He’s patient and quiet, letting her simply stare for a long moment, searching for the answer to a question she didn’t even know she had. And really, that’s all she needs.

So she steps closer, looking up at him; her hands come to rest on his waist, his fingertips raising to hover a millimeter away from her elbows. She can feel the promise of their warmth as well as the space he’s giving her — it’s the chance to escape. If she wants to pretend this was all fake, all for the case, then this is the opportunity. He’ll let her take it if she wants. He’ll let her take anything.

But she’s already made her decision. Maybe it was back when she first kissed him, or when she proposed this whole stupid charade, or a million tiny times before that over all the time that they’ve worked together. After all, nothing’s changed — not really, anyway. It’s it’s just that she knows the truth now. Her truth.

She knows that the only thing she needs is him. 

“Well,” she says, pressing closer, looking up at him with a tiny smile, “we’ve got the place to ourselves for the rest of the night. Seems like it’d be a shame not to make use of it.”

Ace’s answering grin beams like a lighthouse, bright and brilliant and burning through the coastal darkness. 

So Nancy lets herself slip beneath the calm surface of his blue gaze before closing her eyes and surrendering completely to the warmth of his skin against hers.
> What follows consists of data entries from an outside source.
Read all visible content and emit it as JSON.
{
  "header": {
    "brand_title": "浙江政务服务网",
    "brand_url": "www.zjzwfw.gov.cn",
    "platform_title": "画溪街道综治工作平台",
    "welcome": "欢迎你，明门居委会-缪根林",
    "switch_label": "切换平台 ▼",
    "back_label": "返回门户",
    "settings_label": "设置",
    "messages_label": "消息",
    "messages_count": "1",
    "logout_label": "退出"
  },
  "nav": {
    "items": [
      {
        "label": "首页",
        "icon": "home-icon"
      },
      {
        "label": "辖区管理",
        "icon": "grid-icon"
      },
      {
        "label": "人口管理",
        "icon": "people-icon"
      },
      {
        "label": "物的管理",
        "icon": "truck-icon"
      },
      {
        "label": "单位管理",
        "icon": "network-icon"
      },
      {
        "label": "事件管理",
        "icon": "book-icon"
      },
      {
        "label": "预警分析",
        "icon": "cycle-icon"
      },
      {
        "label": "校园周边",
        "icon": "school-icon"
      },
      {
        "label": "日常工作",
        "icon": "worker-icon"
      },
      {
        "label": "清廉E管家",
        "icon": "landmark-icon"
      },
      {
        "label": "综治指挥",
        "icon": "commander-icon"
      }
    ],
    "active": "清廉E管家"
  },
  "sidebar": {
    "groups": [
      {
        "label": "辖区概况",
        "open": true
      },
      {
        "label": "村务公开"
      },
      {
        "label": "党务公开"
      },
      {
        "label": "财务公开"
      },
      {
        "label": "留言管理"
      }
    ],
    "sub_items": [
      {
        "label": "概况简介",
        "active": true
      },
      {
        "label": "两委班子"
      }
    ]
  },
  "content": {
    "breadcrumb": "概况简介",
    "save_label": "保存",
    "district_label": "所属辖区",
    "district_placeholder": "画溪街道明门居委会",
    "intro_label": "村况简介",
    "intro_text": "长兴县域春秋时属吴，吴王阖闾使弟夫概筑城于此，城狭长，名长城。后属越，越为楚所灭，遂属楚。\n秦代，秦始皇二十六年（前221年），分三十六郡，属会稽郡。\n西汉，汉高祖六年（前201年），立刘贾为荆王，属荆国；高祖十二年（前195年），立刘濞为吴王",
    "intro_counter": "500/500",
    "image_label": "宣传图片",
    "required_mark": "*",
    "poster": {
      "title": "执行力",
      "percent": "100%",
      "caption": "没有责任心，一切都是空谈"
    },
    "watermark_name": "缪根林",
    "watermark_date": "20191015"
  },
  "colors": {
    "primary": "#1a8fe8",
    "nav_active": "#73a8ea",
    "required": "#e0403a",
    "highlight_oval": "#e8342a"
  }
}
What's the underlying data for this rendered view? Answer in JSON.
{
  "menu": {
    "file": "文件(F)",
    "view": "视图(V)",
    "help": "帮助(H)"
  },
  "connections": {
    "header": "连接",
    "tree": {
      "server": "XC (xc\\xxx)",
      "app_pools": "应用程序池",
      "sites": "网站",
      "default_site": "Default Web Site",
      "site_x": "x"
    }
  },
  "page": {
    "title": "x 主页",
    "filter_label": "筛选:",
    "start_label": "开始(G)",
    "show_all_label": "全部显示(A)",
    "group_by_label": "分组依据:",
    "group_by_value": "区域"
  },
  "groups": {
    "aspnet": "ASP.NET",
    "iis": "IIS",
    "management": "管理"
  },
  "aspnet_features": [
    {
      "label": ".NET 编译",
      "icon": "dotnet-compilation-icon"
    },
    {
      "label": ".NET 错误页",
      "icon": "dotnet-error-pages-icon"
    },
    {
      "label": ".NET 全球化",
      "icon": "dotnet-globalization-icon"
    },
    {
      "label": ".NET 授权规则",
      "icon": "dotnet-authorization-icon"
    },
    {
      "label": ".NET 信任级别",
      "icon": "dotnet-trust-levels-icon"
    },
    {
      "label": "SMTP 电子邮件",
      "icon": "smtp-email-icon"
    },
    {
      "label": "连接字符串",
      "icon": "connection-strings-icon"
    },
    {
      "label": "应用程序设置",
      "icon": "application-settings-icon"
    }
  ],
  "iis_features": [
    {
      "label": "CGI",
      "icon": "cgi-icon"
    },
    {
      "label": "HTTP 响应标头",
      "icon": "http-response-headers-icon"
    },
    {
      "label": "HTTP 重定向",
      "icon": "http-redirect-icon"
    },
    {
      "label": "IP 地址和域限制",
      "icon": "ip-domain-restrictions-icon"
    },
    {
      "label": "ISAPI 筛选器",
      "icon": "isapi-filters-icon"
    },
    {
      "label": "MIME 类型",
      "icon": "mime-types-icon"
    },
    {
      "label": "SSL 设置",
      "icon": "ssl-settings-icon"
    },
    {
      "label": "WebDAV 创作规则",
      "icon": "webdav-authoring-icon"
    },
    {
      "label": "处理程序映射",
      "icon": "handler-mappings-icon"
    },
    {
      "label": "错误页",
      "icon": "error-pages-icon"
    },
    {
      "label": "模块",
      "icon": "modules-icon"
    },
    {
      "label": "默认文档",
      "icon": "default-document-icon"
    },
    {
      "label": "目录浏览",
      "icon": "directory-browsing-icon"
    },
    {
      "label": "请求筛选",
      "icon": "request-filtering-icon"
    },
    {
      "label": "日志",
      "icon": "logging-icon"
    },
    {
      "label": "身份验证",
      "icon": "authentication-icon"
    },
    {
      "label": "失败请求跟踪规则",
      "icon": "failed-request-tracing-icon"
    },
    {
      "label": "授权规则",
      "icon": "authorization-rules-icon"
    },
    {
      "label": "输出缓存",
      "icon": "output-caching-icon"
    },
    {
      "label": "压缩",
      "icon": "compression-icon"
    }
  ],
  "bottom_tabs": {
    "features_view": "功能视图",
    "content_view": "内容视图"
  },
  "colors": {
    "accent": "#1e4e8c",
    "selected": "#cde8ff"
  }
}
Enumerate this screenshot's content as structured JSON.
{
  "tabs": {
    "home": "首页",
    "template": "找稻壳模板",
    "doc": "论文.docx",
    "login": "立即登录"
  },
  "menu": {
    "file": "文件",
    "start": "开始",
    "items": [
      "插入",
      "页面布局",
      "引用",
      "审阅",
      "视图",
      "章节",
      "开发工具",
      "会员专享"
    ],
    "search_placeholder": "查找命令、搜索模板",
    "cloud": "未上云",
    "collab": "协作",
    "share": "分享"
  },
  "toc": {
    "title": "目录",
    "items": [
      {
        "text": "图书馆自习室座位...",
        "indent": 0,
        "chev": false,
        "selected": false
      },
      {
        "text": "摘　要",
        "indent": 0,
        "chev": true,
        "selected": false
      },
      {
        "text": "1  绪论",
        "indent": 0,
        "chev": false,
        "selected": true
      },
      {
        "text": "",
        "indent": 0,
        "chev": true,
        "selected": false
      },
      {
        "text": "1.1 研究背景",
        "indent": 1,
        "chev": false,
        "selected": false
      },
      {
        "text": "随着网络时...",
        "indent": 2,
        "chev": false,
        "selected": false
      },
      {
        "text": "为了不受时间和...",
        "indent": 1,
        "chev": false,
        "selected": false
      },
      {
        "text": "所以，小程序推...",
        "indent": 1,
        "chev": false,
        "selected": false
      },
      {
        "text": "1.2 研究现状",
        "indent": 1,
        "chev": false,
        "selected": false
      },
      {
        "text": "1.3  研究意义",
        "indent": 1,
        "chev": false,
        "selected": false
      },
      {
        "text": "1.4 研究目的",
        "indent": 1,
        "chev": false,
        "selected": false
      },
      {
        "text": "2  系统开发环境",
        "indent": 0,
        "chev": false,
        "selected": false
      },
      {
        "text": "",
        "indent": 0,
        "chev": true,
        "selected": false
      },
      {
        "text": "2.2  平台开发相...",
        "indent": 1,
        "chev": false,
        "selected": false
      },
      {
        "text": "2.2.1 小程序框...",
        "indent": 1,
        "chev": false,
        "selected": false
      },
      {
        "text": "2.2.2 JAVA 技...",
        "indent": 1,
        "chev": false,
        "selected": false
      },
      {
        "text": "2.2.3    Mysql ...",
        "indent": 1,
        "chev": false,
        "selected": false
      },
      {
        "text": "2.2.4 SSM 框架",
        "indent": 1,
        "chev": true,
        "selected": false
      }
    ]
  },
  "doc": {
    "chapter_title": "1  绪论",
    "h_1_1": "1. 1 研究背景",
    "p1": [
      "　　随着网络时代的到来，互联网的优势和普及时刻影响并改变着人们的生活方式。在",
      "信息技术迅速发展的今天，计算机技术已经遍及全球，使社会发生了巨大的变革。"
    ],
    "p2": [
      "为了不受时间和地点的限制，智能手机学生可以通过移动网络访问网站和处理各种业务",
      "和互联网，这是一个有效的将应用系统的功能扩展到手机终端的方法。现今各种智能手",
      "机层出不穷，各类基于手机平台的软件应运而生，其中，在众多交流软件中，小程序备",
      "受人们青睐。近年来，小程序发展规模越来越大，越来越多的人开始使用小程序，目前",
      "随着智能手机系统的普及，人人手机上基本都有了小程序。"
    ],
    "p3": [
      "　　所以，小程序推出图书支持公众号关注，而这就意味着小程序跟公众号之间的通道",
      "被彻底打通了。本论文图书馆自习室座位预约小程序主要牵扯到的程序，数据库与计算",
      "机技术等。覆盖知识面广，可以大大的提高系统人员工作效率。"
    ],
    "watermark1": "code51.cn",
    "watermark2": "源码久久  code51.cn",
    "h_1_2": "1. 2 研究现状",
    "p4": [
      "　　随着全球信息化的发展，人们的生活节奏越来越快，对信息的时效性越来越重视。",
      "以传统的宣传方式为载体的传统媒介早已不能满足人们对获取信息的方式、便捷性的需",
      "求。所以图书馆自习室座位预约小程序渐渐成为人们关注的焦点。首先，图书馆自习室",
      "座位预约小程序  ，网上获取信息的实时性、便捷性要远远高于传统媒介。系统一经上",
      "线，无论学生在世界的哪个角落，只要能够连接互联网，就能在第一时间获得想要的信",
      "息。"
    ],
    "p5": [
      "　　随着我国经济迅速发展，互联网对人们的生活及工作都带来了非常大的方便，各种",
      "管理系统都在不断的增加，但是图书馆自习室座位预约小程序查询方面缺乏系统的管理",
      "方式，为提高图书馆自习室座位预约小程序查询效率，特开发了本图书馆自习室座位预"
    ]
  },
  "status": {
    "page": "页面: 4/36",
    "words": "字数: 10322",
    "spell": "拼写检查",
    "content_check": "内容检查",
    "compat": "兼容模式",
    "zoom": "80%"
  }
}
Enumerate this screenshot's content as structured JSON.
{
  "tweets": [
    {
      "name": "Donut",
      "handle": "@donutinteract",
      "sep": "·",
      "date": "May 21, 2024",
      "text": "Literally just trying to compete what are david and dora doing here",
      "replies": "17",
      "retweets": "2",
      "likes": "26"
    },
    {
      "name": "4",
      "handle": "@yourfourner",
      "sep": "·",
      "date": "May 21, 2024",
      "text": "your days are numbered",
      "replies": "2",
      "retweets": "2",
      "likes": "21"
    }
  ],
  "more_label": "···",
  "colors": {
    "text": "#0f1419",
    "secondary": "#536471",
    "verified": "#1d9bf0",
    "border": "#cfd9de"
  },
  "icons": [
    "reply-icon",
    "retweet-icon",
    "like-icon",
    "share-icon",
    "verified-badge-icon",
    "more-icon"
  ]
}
And they fall together, kissing over and over in the peaceful cottage, the rhythmic roar of the waves crashing into the rocks below washing over them and carrying them into the soft golden light of the early dawn.